Task statement >>
Return every record below exactly.

※

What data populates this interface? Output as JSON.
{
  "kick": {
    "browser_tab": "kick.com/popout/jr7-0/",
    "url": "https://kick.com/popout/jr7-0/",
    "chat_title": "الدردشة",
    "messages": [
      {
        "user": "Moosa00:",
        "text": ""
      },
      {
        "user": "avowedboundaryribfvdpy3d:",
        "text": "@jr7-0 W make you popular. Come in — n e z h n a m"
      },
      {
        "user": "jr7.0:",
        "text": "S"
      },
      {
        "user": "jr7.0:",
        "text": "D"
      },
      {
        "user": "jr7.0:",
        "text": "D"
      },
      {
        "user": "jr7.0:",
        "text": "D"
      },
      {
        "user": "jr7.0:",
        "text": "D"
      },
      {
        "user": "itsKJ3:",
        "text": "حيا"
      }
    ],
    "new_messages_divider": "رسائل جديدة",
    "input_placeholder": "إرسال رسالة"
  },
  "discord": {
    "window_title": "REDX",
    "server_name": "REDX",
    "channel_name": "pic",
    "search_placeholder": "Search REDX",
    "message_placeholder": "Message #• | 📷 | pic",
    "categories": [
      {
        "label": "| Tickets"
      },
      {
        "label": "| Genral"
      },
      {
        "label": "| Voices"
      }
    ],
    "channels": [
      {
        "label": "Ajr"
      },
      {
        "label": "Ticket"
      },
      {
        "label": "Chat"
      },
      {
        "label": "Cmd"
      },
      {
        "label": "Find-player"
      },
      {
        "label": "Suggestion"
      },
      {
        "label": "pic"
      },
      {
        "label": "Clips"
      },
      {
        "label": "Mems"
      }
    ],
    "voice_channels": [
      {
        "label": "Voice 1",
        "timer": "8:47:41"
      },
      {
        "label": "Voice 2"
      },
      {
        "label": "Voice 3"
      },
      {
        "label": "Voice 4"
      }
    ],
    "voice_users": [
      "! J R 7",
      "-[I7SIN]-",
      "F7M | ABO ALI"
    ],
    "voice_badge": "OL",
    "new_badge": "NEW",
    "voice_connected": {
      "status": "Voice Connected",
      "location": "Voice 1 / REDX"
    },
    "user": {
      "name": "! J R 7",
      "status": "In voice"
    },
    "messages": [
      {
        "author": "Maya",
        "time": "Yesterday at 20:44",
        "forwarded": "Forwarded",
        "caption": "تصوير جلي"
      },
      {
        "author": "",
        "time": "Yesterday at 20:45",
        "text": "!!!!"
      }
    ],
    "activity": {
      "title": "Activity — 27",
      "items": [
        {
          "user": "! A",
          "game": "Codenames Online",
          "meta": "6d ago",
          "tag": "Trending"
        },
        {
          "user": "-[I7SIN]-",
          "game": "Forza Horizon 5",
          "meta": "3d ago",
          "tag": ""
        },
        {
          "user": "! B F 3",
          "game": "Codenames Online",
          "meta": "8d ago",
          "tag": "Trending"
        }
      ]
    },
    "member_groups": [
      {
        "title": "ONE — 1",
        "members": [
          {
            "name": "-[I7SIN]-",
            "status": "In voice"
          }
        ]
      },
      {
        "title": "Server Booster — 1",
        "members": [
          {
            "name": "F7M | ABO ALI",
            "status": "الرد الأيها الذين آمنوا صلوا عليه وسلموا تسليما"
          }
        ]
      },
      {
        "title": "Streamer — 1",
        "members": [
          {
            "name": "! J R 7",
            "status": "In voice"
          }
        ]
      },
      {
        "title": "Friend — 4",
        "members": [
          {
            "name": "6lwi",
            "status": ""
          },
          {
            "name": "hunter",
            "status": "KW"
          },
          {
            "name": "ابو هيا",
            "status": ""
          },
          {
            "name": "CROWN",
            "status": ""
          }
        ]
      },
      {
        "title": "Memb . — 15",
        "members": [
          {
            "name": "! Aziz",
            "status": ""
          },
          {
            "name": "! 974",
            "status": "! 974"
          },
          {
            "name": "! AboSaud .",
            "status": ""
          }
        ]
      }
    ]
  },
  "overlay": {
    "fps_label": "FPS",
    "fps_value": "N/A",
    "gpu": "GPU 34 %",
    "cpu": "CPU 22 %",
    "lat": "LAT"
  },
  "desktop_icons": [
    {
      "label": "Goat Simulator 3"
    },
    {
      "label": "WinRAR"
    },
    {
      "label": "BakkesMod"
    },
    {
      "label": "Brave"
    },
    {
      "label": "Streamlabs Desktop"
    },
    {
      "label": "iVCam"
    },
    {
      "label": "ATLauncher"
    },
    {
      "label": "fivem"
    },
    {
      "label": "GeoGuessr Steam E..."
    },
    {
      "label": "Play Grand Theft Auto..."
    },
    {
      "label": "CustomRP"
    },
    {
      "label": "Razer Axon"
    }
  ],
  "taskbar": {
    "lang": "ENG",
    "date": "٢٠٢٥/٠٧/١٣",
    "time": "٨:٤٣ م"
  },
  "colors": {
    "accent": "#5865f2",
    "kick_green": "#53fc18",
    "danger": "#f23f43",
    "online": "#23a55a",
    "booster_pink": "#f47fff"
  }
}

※

Solution for this problem >>
What data populates this interface? Output as JSON.
{
  "kick": {
    "browser_tab": "kick.com/popout/jr7-0/",
    "url": "https://kick.com/popout/jr7-0/",
    "chat_title": "الدردشة",
    "messages": [
      {
        "user": "Moosa00:",
        "text": ""
      },
      {
        "user": "avowedboundaryribfvdpy3d:",
        "text": "@jr7-0 W make you popular. Come in — n e z h n a m"
      },
      {
        "user": "jr7.0:",
        "text": "S"
      },
      {
        "user": "jr7.0:",
        "text": "D"
      },
      {
        "user": "jr7.0:",
        "text": "D"
      },
      {
        "user": "jr7.0:",
        "text": "D"
      },
      {
        "user": "jr7.0:",
        "text": "D"
      },
      {
        "user": "itsKJ3:",
        "text": "حيا"
      }
    ],
    "new_messages_divider": "رسائل جديدة",
    "input_placeholder": "إرسال رسالة"
  },
  "discord": {
    "window_title": "REDX",
    "server_name": "REDX",
    "channel_name": "pic",
    "search_placeholder": "Search REDX",
    "message_placeholder": "Message #• | 📷 | pic",
    "categories": [
      {
        "label": "| Tickets"
      },
      {
        "label": "| Genral"
      },
      {
        "label": "| Voices"
      }
    ],
    "channels": [
      {
        "label": "Ajr"
      },
      {
        "label": "Ticket"
      },
      {
        "label": "Chat"
      },
      {
        "label": "Cmd"
      },
      {
        "label": "Find-player"
      },
      {
        "label": "Suggestion"
      },
      {
        "label": "pic"
      },
      {
        "label": "Clips"
      },
      {
        "label": "Mems"
      }
    ],
    "voice_channels": [
      {
        "label": "Voice 1",
        "timer": "8:47:41"
      },
      {
        "label": "Voice 2"
      },
      {
        "label": "Voice 3"
      },
      {
        "label": "Voice 4"
      }
    ],
    "voice_users": [
      "! J R 7",
      "-[I7SIN]-",
      "F7M | ABO ALI"
    ],
    "voice_badge": "OL",
    "new_badge": "NEW",
    "voice_connected": {
      "status": "Voice Connected",
      "location": "Voice 1 / REDX"
    },
    "user": {
      "name": "! J R 7",
      "status": "In voice"
    },
    "messages": [
      {
        "author": "Maya",
        "time": "Yesterday at 20:44",
        "forwarded": "Forwarded",
        "caption": "تصوير جلي"
      },
      {
        "author": "",
        "time": "Yesterday at 20:45",
        "text": "!!!!"
      }
    ],
    "activity": {
      "title": "Activity — 27",
      "items": [
        {
          "user": "! A",
          "game": "Codenames Online",
          "meta": "6d ago",
          "tag": "Trending"
        },
        {
          "user": "-[I7SIN]-",
          "game": "Forza Horizon 5",
          "meta": "3d ago",
          "tag": ""
        },
        {
          "user": "! B F 3",
          "game": "Codenames Online",
          "meta": "8d ago",
          "tag": "Trending"
        }
      ]
    },
    "member_groups": [
      {
        "title": "ONE — 1",
        "members": [
          {
            "name": "-[I7SIN]-",
            "status": "In voice"
          }
        ]
      },
      {
        "title": "Server Booster — 1",
        "members": [
          {
            "name": "F7M | ABO ALI",
            "status": "الرد الأيها الذين آمنوا صلوا عليه وسلموا تسليما"
          }
        ]
      },
      {
        "title": "Streamer — 1",
        "members": [
          {
            "name": "! J R 7",
            "status": "In voice"
          }
        ]
      },
      {
        "title": "Friend — 4",
        "members": [
          {
            "name": "6lwi",
            "status": ""
          },
          {
            "name": "hunter",
            "status": "KW"
          },
          {
            "name": "ابو هيا",
            "status": ""
          },
          {
            "name": "CROWN",
            "status": ""
          }
        ]
      },
      {
        "title": "Memb . — 15",
        "members": [
          {
            "name": "! Aziz",
            "status": ""
          },
          {
            "name": "! 974",
            "status": "! 974"
          },
          {
            "name": "! AboSaud .",
            "status": ""
          }
        ]
      }
    ]
  },
  "overlay": {
    "fps_label": "FPS",
    "fps_value": "N/A",
    "gpu": "GPU 34 %",
    "cpu": "CPU 22 %",
    "lat": "LAT"
  },
  "desktop_icons": [
    {
      "label": "Goat Simulator 3"
    },
    {
      "label": "WinRAR"
    },
    {
      "label": "BakkesMod"
    },
    {
      "label": "Brave"
    },
    {
      "label": "Streamlabs Desktop"
    },
    {
      "label": "iVCam"
    },
    {
      "label": "ATLauncher"
    },
    {
      "label": "fivem"
    },
    {
      "label": "GeoGuessr Steam E..."
    },
    {
      "label": "Play Grand Theft Auto..."
    },
    {
      "label": "CustomRP"
    },
    {
      "label": "Razer Axon"
    }
  ],
  "taskbar": {
    "lang": "ENG",
    "date": "٢٠٢٥/٠٧/١٣",
    "time": "٨:٤٣ م"
  },
  "colors": {
    "accent": "#5865f2",
    "kick_green": "#53fc18",
    "danger": "#f23f43",
    "online": "#23a55a",
    "booster_pink": "#f47fff"
  }
}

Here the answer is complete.